- John Brown of Haddington, “Address to Students of Divinity,” in The Systematic Theology of John Brown of Haddington (Christian Focus: 1782/2002), pp. viii-xi.
Thank you Mark Alderton (Sovereign Grace Fellowship, Minneapolis) for the following quote!
Pseudo faith always arranges a way out to serve in case God fails. Real faith knows only one way and gladly allows itself to be stripped of any second way or makeshift substitutes. For true faith, it is either God or total collapse. And not since Adam first stood up on earth has God failed a single man or woman who trusted Him.
The man of pseudo faith will fight for his verbal creed but refuse flatly to allow himself to get into a predicament where his future must depend upon that creed being true. He always provides himself with secondary ways of escape so he will have a way out if the roof caves in.
The faith of Paul or Luther was a revolutionizing thing. It upset the whole life of the individual and made him into another person altogether. It laid hold on the life and brought it under obedience to Christ. It took up its cross and followed along after Jesus with no intention of going back. It said goodbye to its old friends as certainly as Elijah when he stepped into the fiery chariot and went away in the whirlwind. It had a finality about it … It realigned all life’s actions and brought them into accord with the will of God.
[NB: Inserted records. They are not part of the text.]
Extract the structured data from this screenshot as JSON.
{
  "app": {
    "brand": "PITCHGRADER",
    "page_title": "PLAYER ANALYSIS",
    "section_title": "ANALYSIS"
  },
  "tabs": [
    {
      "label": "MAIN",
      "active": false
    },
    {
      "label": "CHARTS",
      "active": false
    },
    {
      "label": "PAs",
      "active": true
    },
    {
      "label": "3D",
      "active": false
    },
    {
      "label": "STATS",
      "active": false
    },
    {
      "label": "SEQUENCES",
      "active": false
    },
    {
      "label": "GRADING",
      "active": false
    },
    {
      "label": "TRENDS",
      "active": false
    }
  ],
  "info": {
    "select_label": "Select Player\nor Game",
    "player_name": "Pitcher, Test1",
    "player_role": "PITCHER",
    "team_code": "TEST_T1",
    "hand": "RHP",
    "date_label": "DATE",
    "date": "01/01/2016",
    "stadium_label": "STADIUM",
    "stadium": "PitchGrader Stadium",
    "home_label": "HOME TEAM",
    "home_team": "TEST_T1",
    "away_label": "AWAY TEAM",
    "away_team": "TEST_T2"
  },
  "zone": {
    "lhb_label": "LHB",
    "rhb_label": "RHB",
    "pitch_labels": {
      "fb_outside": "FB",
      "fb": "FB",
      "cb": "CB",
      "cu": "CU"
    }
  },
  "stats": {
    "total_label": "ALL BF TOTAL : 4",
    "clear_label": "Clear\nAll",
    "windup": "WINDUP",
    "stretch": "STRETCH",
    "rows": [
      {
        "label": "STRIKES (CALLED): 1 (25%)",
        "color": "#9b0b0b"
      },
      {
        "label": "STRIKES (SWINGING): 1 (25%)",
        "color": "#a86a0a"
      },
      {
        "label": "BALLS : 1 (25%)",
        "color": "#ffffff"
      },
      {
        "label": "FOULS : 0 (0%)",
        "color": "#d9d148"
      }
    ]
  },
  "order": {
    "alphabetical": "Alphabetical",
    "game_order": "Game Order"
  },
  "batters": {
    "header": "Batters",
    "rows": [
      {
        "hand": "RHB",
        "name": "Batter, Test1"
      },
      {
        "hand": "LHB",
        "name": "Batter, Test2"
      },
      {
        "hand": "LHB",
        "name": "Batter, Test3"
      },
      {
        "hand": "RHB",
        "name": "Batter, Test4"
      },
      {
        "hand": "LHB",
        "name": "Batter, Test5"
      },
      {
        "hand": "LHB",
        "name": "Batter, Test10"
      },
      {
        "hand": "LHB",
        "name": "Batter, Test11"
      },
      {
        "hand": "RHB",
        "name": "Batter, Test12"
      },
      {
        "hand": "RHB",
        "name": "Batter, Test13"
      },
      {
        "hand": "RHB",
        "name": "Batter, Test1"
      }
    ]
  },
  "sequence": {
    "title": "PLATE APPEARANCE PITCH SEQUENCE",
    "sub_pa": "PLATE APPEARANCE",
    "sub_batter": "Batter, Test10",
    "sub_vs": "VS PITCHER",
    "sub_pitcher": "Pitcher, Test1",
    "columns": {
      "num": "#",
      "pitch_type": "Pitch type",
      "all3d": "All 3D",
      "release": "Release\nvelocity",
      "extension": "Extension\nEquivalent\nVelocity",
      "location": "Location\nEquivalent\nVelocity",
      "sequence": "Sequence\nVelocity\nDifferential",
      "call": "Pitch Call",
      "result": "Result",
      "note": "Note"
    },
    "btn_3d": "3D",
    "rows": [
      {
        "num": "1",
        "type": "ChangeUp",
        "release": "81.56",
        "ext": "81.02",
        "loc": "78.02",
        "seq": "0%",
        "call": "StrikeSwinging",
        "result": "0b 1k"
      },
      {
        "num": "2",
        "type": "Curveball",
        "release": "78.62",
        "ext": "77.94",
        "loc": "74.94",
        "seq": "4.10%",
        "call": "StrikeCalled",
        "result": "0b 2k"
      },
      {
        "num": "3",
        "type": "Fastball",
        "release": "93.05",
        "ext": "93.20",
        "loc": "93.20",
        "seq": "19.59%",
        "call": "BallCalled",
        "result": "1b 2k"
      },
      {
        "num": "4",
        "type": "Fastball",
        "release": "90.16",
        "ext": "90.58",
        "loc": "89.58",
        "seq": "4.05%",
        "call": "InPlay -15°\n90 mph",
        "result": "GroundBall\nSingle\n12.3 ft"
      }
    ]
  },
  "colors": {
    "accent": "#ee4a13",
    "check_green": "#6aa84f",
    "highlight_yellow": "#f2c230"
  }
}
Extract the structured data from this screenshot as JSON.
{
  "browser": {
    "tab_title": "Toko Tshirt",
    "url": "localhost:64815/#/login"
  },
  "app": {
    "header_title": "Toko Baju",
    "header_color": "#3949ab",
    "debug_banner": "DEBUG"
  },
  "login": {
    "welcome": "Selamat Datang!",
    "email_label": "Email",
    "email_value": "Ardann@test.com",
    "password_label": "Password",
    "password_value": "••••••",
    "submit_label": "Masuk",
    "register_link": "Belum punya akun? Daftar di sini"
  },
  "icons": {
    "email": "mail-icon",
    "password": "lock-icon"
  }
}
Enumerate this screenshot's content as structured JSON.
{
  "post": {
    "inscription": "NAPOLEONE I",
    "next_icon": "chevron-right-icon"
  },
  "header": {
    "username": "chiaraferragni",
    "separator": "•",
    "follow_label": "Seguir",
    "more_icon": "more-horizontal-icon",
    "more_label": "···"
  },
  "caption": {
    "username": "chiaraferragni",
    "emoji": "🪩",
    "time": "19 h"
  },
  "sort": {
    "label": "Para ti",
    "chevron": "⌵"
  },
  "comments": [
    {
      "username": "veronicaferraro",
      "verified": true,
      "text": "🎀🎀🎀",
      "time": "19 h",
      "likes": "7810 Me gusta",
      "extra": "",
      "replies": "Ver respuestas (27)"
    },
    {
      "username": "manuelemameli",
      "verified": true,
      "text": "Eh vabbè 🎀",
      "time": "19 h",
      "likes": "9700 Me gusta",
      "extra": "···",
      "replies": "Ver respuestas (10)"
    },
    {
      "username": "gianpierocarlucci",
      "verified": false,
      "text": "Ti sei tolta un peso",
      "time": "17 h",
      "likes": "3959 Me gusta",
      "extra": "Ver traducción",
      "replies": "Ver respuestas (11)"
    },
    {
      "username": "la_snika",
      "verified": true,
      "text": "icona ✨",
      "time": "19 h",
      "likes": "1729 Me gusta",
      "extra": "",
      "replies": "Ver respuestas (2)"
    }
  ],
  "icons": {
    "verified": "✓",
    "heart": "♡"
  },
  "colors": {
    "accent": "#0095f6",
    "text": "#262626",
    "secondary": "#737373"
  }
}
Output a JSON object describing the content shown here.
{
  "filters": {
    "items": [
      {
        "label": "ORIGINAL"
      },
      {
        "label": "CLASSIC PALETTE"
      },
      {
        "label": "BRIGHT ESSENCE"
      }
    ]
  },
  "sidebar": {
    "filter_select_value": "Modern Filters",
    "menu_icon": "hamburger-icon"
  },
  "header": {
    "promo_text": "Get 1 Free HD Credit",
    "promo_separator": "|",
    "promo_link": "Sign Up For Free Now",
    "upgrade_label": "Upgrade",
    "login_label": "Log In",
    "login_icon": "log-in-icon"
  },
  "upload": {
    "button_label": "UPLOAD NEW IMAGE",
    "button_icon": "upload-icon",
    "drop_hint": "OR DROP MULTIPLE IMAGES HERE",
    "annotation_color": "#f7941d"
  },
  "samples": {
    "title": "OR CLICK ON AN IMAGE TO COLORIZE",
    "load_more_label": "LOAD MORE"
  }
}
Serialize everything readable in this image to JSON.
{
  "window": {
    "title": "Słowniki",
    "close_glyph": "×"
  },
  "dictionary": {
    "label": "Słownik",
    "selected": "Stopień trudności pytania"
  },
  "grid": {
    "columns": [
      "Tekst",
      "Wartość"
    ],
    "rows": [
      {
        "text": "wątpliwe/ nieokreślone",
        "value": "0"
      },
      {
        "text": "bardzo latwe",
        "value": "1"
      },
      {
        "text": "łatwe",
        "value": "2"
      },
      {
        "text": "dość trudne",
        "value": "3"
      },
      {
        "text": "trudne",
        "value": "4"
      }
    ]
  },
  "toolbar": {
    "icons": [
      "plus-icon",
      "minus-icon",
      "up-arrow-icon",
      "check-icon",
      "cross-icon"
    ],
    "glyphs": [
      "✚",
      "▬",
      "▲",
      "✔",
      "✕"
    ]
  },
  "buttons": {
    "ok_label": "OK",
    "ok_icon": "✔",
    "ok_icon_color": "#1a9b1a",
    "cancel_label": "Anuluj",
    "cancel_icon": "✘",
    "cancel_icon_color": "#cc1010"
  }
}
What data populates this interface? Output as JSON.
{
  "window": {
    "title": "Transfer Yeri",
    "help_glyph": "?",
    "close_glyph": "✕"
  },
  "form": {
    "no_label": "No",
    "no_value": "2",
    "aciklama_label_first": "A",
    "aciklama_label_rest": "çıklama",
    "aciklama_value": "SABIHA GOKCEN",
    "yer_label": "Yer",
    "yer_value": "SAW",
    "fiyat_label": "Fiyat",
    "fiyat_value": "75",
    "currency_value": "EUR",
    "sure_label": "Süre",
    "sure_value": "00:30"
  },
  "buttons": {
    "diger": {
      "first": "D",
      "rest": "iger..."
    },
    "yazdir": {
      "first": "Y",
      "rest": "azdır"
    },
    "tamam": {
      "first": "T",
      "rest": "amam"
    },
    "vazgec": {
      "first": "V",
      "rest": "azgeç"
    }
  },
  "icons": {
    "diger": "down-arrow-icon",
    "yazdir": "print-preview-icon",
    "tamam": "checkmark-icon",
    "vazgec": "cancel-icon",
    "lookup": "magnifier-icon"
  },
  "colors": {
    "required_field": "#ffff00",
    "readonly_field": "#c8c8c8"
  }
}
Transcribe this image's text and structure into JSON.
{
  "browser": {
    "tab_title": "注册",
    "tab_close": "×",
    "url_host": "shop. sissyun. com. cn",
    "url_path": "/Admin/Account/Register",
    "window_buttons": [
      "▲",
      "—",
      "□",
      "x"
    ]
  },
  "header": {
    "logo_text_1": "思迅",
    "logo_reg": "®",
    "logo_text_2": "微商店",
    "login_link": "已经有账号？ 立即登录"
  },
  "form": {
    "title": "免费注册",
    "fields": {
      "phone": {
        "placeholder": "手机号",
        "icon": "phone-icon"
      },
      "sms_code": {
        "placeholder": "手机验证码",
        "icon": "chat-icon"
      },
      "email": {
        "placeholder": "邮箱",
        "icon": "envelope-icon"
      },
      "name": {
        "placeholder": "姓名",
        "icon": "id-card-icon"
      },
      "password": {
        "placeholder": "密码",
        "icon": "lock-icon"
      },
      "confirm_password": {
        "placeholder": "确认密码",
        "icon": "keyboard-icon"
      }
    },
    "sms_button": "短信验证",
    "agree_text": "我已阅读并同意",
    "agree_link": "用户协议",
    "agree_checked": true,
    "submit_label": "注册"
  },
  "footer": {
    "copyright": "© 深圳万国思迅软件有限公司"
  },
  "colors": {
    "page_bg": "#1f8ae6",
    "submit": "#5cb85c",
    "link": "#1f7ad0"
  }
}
What we need very badly these days is a company of Christians who are prepared to trust God as completely now, as they must do at the last day. For each of us the time is surely coming when we shall have nothing but God! Health and wealth and friends and hiding places will all be swept away and we shall have only God. To the man of pseudo faith that is a terrifying thought, but to real faith it is one of the most comforting thoughts the heart can entertain.
It would be a tragedy indeed to come to the place where we have no other but God and find that we had not really been trusting God during the days or our earthly sojourn. It would be better to invite God now to remove every false trust, to disengage our hearts from all secret hiding places and to bring us out into the open where we can discover for ourselves whether we actually trust Him. This is a harsh cure for our troubles, it is a sure one! Gentler cures may be too weak to do the work. And time is running out on us.
- A.W. Tozer (source unknown)